WHAT THE EXERCISE ASKS: Count up the lines below in which the string "nickname" appears. The reply should be that number alone.

MATERIALS PROVIDED:
|---|

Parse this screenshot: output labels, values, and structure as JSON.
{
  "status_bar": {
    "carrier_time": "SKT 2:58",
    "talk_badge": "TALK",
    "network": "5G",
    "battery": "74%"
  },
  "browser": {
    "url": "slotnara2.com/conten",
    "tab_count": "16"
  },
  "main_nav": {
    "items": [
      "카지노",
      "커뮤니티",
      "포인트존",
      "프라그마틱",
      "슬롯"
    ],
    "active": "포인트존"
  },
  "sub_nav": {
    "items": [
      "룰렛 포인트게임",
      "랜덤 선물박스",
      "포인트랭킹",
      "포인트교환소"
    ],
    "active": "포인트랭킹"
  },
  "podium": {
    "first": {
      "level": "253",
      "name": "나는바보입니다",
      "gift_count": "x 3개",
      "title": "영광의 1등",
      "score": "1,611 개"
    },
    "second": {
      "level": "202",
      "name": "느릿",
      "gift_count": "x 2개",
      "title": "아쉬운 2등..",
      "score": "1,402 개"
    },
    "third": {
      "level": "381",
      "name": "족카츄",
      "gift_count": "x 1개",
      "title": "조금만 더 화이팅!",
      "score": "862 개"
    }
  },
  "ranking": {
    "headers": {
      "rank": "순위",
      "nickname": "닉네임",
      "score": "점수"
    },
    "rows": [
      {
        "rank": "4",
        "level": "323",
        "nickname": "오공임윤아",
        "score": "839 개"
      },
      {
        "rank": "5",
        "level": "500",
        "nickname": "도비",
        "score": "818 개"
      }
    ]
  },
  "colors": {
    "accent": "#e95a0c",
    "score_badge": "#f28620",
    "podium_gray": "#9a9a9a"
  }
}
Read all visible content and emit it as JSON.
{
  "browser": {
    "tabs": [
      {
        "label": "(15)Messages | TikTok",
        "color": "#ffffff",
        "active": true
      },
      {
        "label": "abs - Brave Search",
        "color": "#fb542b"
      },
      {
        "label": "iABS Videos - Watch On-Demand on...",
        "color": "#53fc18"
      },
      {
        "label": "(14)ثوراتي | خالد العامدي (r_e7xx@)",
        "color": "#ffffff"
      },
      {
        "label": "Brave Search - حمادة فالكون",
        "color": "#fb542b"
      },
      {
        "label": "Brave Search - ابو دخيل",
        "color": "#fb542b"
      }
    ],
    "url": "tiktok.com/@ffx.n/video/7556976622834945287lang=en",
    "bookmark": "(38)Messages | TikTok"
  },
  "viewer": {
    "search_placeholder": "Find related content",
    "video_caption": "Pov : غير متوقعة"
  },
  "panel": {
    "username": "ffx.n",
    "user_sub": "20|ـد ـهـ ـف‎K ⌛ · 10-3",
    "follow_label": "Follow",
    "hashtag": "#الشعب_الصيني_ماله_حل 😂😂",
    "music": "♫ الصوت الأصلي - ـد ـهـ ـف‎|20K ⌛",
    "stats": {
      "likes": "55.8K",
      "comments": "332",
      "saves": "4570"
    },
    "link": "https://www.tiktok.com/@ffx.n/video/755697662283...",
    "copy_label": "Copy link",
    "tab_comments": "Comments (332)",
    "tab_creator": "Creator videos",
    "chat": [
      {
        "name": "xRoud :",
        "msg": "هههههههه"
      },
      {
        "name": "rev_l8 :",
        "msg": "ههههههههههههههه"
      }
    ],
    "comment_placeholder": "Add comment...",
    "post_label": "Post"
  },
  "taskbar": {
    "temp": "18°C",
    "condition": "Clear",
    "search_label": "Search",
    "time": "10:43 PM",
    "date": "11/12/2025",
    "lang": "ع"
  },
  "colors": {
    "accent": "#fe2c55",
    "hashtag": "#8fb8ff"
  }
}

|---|

EXERCISE OUTPUT: 3